TRY IT: Restate each line below word for word, skipping every picture.

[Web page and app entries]
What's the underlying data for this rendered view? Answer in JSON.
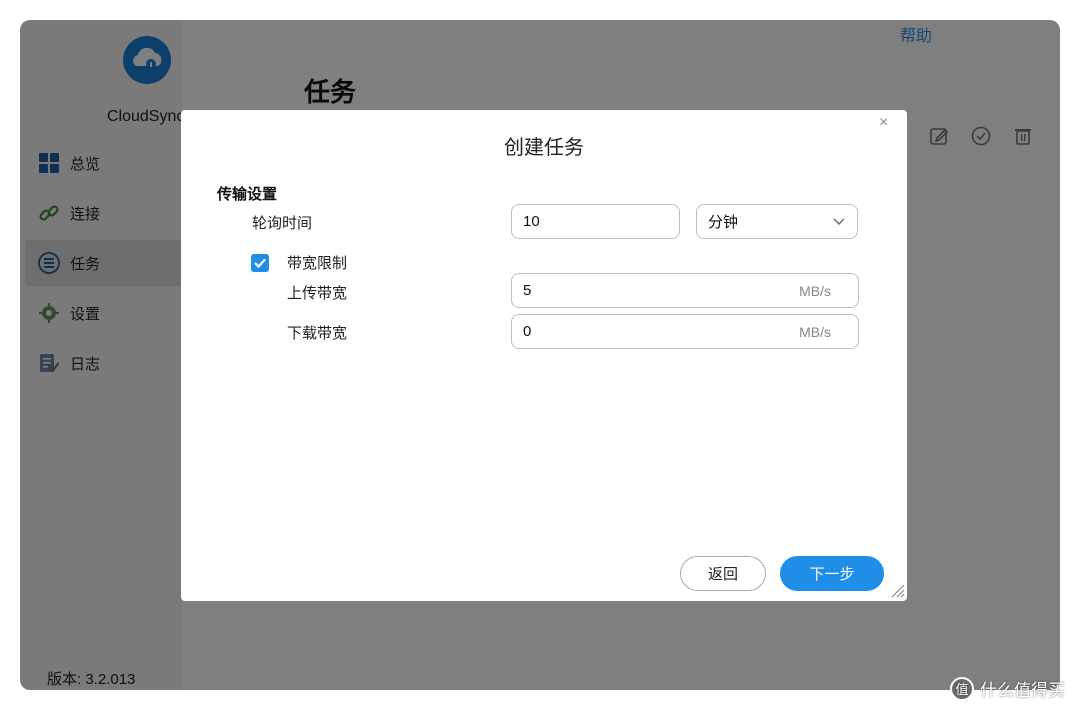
{
  "app": {
    "name": "CloudSync",
    "version": "版本: 3.2.013",
    "help": "帮助",
    "page_title": "任务"
  },
  "sidebar": {
    "items": [
      {
        "label": "总览",
        "icon": "overview-grid-icon"
      },
      {
        "label": "连接",
        "icon": "link-icon"
      },
      {
        "label": "任务",
        "icon": "task-list-icon",
        "active": true
      },
      {
        "label": "设置",
        "icon": "gear-icon"
      },
      {
        "label": "日志",
        "icon": "log-icon"
      }
    ]
  },
  "toolbar": {
    "icons": [
      "edit-icon",
      "check-circle-icon",
      "trash-icon"
    ]
  },
  "dialog": {
    "title": "创建任务",
    "close": "×",
    "section_title": "传输设置",
    "poll_label": "轮询时间",
    "poll_value": "10",
    "poll_unit_selected": "分钟",
    "bandwidth_checkbox_label": "带宽限制",
    "bandwidth_checked": true,
    "upload_label": "上传带宽",
    "upload_value": "5",
    "upload_unit": "MB/s",
    "download_label": "下载带宽",
    "download_value": "0",
    "download_unit": "MB/s",
    "back_button": "返回",
    "next_button": "下一步"
  },
  "watermark": {
    "badge": "值",
    "text": "什么值得买"
  },
  "colors": {
    "accent": "#1e8ee9",
    "overlay": "rgba(0,0,0,0.5)",
    "sidebar_bg": "#f5f5f7"
  }
}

OUTPUT:
What's the underlying data for this rendered view? Answer in JSON.
{
  "app": {
    "name": "CloudSync",
    "version": "版本: 3.2.013",
    "help": "帮助",
    "page_title": "任务"
  },
  "sidebar": {
    "items": [
      {
        "label": "总览",
        "icon": "overview-grid-icon"
      },
      {
        "label": "连接",
        "icon": "link-icon"
      },
      {
        "label": "任务",
        "icon": "task-list-icon",
        "active": true
      },
      {
        "label": "设置",
        "icon": "gear-icon"
      },
      {
        "label": "日志",
        "icon": "log-icon"
      }
    ]
  },
  "toolbar": {
    "icons": [
      "edit-icon",
      "check-circle-icon",
      "trash-icon"
    ]
  },
  "dialog": {
    "title": "创建任务",
    "close": "×",
    "section_title": "传输设置",
    "poll_label": "轮询时间",
    "poll_value": "10",
    "poll_unit_selected": "分钟",
    "bandwidth_checkbox_label": "带宽限制",
    "bandwidth_checked": true,
    "upload_label": "上传带宽",
    "upload_value": "5",
    "upload_unit": "MB/s",
    "download_label": "下载带宽",
    "download_value": "0",
    "download_unit": "MB/s",
    "back_button": "返回",
    "next_button": "下一步"
  },
  "watermark": {
    "badge": "值",
    "text": "什么值得买"
  },
  "colors": {
    "accent": "#1e8ee9",
    "overlay": "rgba(0,0,0,0.5)",
    "sidebar_bg": "#f5f5f7"
  }
}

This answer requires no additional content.